On Secular Stagnation in the Industrialized World
We argue that the economy of the industrialized world taken as a whole is currently – and for the foreseeable future will remain – highly prone to secular stagnation. But for extraordinary fiscal policies, real interest rates would have fallen much more and be far below their current slightly negative level, current and prospective inflation would be further short of the two percent target levels and past and future economic recoveries would be even more sluggish. We start by arguing that, contrary to current practice, neutral real interest rates are best estimated for the bloc of all industrial economies given capital mobility between them and relatively limited fluctuations in their aggregated current account. We show, using standard econometric procedures and looking at direct market indicators of prospective real rates, that neutral real interest rates have declined by at least 300 basis points over the last generation. We argue that these secular movements are in larger part a reflection of changes in saving and investment propensities rather than the safety and liquidity properties of Treasury instruments. We highlight the observation that levels of government debt, the extent of pay-as-you-go old age pensions and the insurance value of government healthcare programs have all ceteris paribus operated to raise neutral real rates. Using estimates drawn from the literature, as well as two general equilibrium models emphasizing respectively life-cycle heterogeneity and individual uncertainty, we suggest that the “private sector neutral real rate” may have declined by as much as 700 basis points since the 1970s.

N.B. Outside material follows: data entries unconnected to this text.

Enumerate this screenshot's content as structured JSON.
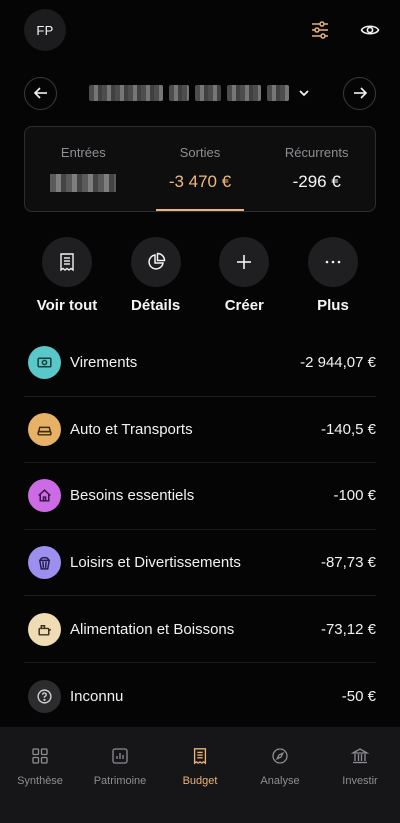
{
  "header": {
    "avatar_initials": "FP",
    "icons": [
      "filter-sliders-icon",
      "eye-icon"
    ]
  },
  "period": {
    "prev_icon": "arrow-left-icon",
    "next_icon": "arrow-right-icon",
    "dropdown_icon": "chevron-down-icon"
  },
  "summary": {
    "tabs": [
      {
        "label": "Entrées",
        "value": null
      },
      {
        "label": "Sorties",
        "value": "-3 470 €",
        "active": true
      },
      {
        "label": "Récurrents",
        "value": "-296 €"
      }
    ]
  },
  "actions": [
    {
      "label": "Voir tout",
      "icon": "receipt-icon"
    },
    {
      "label": "Détails",
      "icon": "pie-chart-icon"
    },
    {
      "label": "Créer",
      "icon": "plus-icon"
    },
    {
      "label": "Plus",
      "icon": "more-icon"
    }
  ],
  "categories": [
    {
      "name": "Virements",
      "amount": "-2 944,07 €",
      "icon": "transfer-icon",
      "color": "#5ac8c8"
    },
    {
      "name": "Auto et Transports",
      "amount": "-140,5 €",
      "icon": "car-icon",
      "color": "#e8b266"
    },
    {
      "name": "Besoins essentiels",
      "amount": "-100 €",
      "icon": "home-icon",
      "color": "#cd6ae6"
    },
    {
      "name": "Loisirs et Divertissements",
      "amount": "-87,73 €",
      "icon": "popcorn-icon",
      "color": "#9d8ff0"
    },
    {
      "name": "Alimentation et Boissons",
      "amount": "-73,12 €",
      "icon": "groceries-icon",
      "color": "#f0dcb4"
    },
    {
      "name": "Inconnu",
      "amount": "-50 €",
      "icon": "question-icon",
      "color": "#2c2c2e"
    }
  ],
  "tabbar": {
    "items": [
      {
        "label": "Synthèse",
        "icon": "grid-icon"
      },
      {
        "label": "Patrimoine",
        "icon": "bar-chart-icon"
      },
      {
        "label": "Budget",
        "icon": "receipt-icon",
        "active": true
      },
      {
        "label": "Analyse",
        "icon": "compass-icon"
      },
      {
        "label": "Investir",
        "icon": "bank-icon"
      }
    ]
  },
  "colors": {
    "accent": "#e9b27a",
    "background": "#050505",
    "muted": "#8e8e93"
  }
}
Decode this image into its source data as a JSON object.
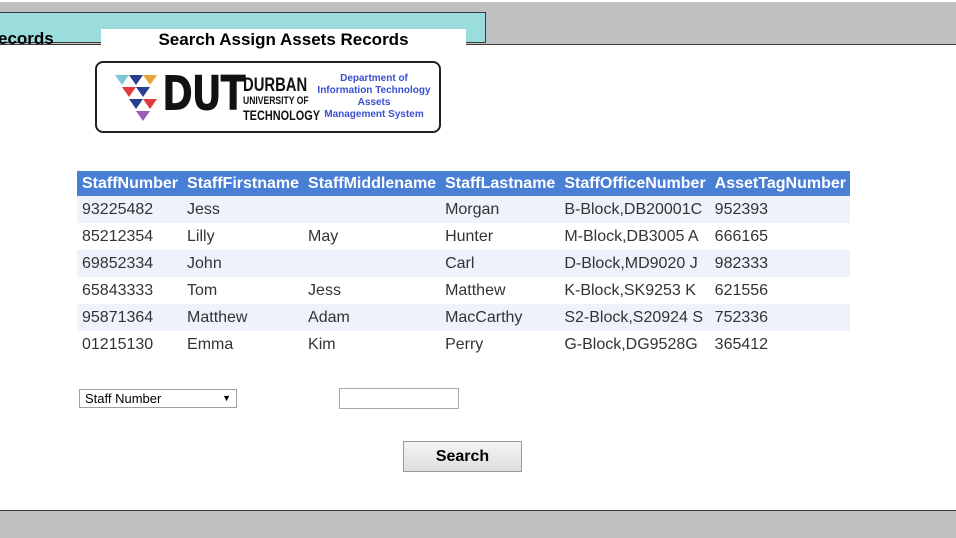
{
  "header": {
    "records_tab_label": "ecords",
    "page_title": "Search Assign Assets Records"
  },
  "logo": {
    "mark_text": "DUT",
    "name_line1": "DURBAN",
    "name_line2": "UNIVERSITY OF",
    "name_line3": "TECHNOLOGY",
    "dept_line1": "Department of",
    "dept_line2": "Information Technology",
    "dept_line3": "Assets",
    "dept_line4": "Management System"
  },
  "table": {
    "columns": [
      "StaffNumber",
      "StaffFirstname",
      "StaffMiddlename",
      "StaffLastname",
      "StaffOfficeNumber",
      "AssetTagNumber"
    ],
    "rows": [
      [
        "93225482",
        "Jess",
        "",
        "Morgan",
        "B-Block,DB20001C",
        "952393"
      ],
      [
        "85212354",
        "Lilly",
        "May",
        "Hunter",
        "M-Block,DB3005 A",
        "666165"
      ],
      [
        "69852334",
        "John",
        "",
        "Carl",
        "D-Block,MD9020 J",
        "982333"
      ],
      [
        "65843333",
        "Tom",
        "Jess",
        "Matthew",
        "K-Block,SK9253 K",
        "621556"
      ],
      [
        "95871364",
        "Matthew",
        "Adam",
        "MacCarthy",
        "S2-Block,S20924 S",
        "752336"
      ],
      [
        "01215130",
        "Emma",
        "Kim",
        "Perry",
        "G-Block,DG9528G",
        "365412"
      ]
    ]
  },
  "search": {
    "field_selected": "Staff Number",
    "input_value": "",
    "button_label": "Search"
  },
  "colors": {
    "table_header": "#4a7fd6",
    "tab_cyan": "#9bdcdc",
    "toolbar_gray": "#c0c0c0",
    "dept_text": "#3a4fd0"
  }
}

The paper was originally prepared for the Brookings Papers on Economic Activity Spring 2019 Conference. The views expressed here are solely of the authors and not of the Bank of England, its policy committees, or the National Bureau of Economic Research. We are grateful to the editors Janice Eberly and James Stock, and our discussants Arvind Krishnamurthy and Gauti Eggertsson, for their detailed comments that much improved the paper. We also thank Ricardo Reis, Daniele Siena, Anna Stansbury and participants at the NuCamp conference at Oxford for insightful comments on the earlier versions. Łukasz thanks the Department of Economics at Harvard University, where much of this project was completed during his visit as a Fulbright Fellow, and the US-UK Fulbright Commission for financial support.
- Real interest rates would have fallen much further in the last half century if governments had not expanded social insurance programs...